“What about him?” She pointed to the rose.
“What about him?” Gold raised an eyebrow at her. “He’s a buffoon. No use around and at least he’s alive. Better than I can say for some people.” He shrugged, as careless and unaffected as some fop from an old movie but his tone was dark and bitter.Emma frowned.
“You can’t leave him like that.”
“And yet I am. Now, quiet.”
“That—” He slammed the book on the table then froze. He took one deep breath and turned to her. He curved his lips up and spoke deliberately. “That is not my name.”
“What are you talking about?” Emma swallowed, harder than she would like but she met his eye. She never let herself be bullied before and she wouldn’t now.
“I told you my name. Mr. Gold is not my name. Not here. Look, if I do something about the buffoon, will you go away? Find the kitchen. Get food. Cry. Do…something.” He waved his hands at her, trying to shoo her away.
“And how will I know you won’t leave?” “
Because I don’t want you in my house. Now go.” He waved again. She gave him a long look and he sighed. “Here.” He tilted his head to the side and something landed around her neck. She jerked back, clutching at it and felt a flat stone resting at the base of her neck. It was flat and smooth. Gold nodded towards the corner. A mirror stood there, half covered, the blanket half slipped off at some point. Emma walked over, tugging it all the way down. A pretty, if thin, gold chain lead to a hanging pendent, rose and smooth—like polished quartz—with a small rose inside. Emma wasn’t sure how she felt about jewelry from Gold but when she tugged at it, it wouldn’t move. Thankfully the chain was too short to touch her boobs, Emma wouldn't be pleased to be a free pillow for some stranger.
“When we get back to Storybrooke, the buffoon will wake at Moe’s shop. The two knew each other once.” Gold said into a journal. “Until then, he will be safe and quiet with you. Okay? I’m being nice.”

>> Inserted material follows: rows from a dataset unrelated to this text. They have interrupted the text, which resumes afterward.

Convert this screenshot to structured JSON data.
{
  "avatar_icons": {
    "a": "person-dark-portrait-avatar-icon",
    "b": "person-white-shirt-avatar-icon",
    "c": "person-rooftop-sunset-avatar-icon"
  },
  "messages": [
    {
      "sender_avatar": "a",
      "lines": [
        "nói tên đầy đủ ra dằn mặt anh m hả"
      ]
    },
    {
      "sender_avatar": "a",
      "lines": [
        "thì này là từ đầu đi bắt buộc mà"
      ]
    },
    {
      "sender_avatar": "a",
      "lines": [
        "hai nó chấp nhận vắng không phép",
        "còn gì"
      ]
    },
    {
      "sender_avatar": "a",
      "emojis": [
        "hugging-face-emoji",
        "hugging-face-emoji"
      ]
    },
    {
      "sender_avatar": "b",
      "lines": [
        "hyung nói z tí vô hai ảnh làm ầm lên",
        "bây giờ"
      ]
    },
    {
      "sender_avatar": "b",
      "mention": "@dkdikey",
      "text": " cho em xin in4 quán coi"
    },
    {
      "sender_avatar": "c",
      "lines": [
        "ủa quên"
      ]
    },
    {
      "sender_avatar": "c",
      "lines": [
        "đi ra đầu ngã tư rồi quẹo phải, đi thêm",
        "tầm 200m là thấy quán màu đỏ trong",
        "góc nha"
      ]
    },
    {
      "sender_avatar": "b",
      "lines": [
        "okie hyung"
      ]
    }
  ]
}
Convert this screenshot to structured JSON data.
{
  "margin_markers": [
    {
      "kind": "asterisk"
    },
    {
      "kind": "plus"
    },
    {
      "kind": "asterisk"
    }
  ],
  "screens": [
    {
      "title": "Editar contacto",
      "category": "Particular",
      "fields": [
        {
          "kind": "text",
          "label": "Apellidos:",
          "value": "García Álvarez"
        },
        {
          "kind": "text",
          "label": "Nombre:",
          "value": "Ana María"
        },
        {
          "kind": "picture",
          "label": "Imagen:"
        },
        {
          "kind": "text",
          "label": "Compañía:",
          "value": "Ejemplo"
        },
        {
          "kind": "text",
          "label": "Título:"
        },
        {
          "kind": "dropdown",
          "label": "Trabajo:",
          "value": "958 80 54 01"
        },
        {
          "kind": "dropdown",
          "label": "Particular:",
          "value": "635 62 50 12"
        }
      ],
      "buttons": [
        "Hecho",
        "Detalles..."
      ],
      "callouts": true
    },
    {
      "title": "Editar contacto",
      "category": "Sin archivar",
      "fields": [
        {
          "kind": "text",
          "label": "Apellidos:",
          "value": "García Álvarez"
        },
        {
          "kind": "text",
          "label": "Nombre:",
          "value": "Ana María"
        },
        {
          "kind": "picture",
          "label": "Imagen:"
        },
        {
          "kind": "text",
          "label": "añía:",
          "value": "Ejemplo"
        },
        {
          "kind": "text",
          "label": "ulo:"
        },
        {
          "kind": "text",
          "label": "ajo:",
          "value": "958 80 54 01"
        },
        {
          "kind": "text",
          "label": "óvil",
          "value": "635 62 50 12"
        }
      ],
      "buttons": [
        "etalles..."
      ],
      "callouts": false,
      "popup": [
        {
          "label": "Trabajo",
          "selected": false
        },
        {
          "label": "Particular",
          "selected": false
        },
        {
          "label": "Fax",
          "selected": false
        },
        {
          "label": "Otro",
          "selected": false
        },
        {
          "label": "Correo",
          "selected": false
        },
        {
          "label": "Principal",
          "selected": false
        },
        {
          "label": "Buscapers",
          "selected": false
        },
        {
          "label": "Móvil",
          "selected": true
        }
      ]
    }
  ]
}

Emma glanced at him in the mirror. Moe? The florist? He came for some girl. You had her love. You let her go! Before the wraith came, there were some rumors; Gold being seen with a girl. Someone young and pretty. Emma hadn’t had time to think about it, the world was going mad.
She looked at the necklace in the mirror again then turned.
“If that’s you being nice, then I’m sorry for your girlfriend.” She said it like a joke, but he flinched at the words. “Where’s the kitchen?”
He carefully turned the page and pointed to a hallway. She’s almost out of the room before he spoke.
“Castle’s enchanted. Ask and you shall receive, but it doesn’t know modern food so keep it simple. Okay, dearie?”
“Yeah, sure. Rumpel.”
Gold glanced up, one eyebrow raised. Emma tried to mimic his smirk and left. This wasn’t going to be a fun adventure.
But it would be one.
from here: http://archiveofourown.org/works/811052/chapters/1531556